The Canadian dollar tumbled to a more than three-month low against its U.S. counterpart on Wednesday, after a cautious Bank of Canada dampened expectations for another interest rate hike this year.
The Bank of Canada held its policy rate steady at 1 per cent, as expected, even as it said the economy was running at or near full capacity, signaling it was willing to let the economy run a little bit hot amid uncertainty over renegotiation of the North American Free Trade Agreement.
“With the kind of language they used … it makes you question whether they will be ready to move in December,” said Jimmy Jean, senior economist at Desjardins Capital Markets.
Perceived chances of another hike by the end of the year fell to less than 30 per cent from 37 per cent before the rate decision, the overnight index swaps market showed.
The central bank had hiked in July and September, the first rate increases in nearly seven years, after rapid acceleration in Canada’s economy in the first half of the year.
At 4 p.m. EDT (2000 GMT), the Canadian dollar was trading at $1.2801 to the greenback, or 78.12 U.S. cents, down 1 per cent.
The currency’s strongest level of the session was $1.2630, while it touched its weakest since July 12 at $1.2816.
It has lost 5.8 per cent since posting a more than 2-year high in early September.
The price of oil, one of Canada’s major exports, fell after a surprising increase in U.S. crude inventories.
U.S. crude prices settled 0.6 per cent lower at $52.18 a barrel.
Canadian government bond prices were higher across a steeper yield curve, with the two-year up 5.5 cents to yield 1.466 per cent and the 10-year rising 18 cents to yield 2.043 per cent.

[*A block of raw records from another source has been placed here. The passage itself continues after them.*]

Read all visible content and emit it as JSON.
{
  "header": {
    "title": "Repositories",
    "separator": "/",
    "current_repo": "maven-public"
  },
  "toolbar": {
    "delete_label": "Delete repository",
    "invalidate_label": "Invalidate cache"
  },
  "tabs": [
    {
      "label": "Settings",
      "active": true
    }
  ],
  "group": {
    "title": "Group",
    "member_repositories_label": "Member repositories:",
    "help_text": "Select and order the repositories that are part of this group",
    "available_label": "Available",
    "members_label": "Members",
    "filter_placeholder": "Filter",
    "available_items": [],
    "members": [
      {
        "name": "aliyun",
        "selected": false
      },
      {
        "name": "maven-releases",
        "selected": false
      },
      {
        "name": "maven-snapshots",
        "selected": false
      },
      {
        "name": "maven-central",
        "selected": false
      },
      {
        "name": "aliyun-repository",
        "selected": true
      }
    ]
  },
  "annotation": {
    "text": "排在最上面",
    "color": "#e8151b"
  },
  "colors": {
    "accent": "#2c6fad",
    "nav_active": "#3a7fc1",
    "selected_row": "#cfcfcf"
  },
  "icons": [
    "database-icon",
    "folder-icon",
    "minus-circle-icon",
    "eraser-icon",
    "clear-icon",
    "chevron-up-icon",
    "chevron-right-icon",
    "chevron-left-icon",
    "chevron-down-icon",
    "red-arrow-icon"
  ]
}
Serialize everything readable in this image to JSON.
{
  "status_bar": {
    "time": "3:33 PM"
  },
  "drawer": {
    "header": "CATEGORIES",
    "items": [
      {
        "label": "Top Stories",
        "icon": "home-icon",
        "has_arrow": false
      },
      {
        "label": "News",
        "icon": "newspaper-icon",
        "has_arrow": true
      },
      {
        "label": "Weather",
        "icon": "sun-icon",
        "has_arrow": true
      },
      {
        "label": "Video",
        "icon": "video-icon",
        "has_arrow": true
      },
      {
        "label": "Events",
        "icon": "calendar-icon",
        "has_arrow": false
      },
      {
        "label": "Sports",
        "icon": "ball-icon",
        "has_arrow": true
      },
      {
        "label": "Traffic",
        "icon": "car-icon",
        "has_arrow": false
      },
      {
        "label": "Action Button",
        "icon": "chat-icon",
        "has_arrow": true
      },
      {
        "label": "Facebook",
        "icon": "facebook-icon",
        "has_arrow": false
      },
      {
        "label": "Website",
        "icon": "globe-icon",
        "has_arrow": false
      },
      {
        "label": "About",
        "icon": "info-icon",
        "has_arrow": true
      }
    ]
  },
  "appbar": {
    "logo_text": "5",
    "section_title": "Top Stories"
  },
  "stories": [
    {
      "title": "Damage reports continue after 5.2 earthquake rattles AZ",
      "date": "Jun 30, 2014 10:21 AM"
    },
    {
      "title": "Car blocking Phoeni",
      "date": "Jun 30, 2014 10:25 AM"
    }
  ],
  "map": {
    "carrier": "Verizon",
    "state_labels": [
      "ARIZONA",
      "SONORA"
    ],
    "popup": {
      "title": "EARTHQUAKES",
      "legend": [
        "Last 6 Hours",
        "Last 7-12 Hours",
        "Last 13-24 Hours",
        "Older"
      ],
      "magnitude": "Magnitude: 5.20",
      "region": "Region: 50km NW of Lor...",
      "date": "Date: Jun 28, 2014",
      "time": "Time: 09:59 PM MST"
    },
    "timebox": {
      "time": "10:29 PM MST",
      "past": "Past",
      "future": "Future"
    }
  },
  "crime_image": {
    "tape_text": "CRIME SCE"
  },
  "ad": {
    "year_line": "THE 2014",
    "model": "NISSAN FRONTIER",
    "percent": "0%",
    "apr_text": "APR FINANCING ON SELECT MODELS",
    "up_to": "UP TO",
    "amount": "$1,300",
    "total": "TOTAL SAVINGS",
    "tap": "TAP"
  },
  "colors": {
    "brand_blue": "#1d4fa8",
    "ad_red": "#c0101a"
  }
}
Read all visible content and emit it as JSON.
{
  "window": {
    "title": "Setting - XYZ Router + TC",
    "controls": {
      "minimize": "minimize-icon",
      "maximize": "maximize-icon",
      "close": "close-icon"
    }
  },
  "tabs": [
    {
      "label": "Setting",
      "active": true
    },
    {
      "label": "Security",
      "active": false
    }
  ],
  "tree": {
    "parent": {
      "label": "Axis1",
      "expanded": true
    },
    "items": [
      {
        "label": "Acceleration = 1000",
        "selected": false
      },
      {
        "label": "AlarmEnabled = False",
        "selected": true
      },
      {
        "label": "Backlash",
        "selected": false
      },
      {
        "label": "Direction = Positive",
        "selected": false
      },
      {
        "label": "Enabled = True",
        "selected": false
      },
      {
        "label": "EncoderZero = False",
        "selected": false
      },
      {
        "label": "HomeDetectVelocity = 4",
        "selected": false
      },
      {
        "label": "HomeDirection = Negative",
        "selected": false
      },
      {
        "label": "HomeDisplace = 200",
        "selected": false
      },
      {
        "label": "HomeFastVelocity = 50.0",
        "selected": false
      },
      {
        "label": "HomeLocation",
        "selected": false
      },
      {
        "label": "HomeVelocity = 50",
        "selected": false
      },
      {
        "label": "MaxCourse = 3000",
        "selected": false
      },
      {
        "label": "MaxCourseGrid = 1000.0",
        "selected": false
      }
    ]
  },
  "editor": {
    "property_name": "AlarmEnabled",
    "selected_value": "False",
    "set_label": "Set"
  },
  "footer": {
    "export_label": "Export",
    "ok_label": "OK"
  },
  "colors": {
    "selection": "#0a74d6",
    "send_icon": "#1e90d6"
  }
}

Canada’s 2-year yield fell 5.4 basis points further below its U.S. equivalent to a spread of –13.7 basis points, after U.S. data pointing to strong business spending helped underpin U.S. Treasury yields.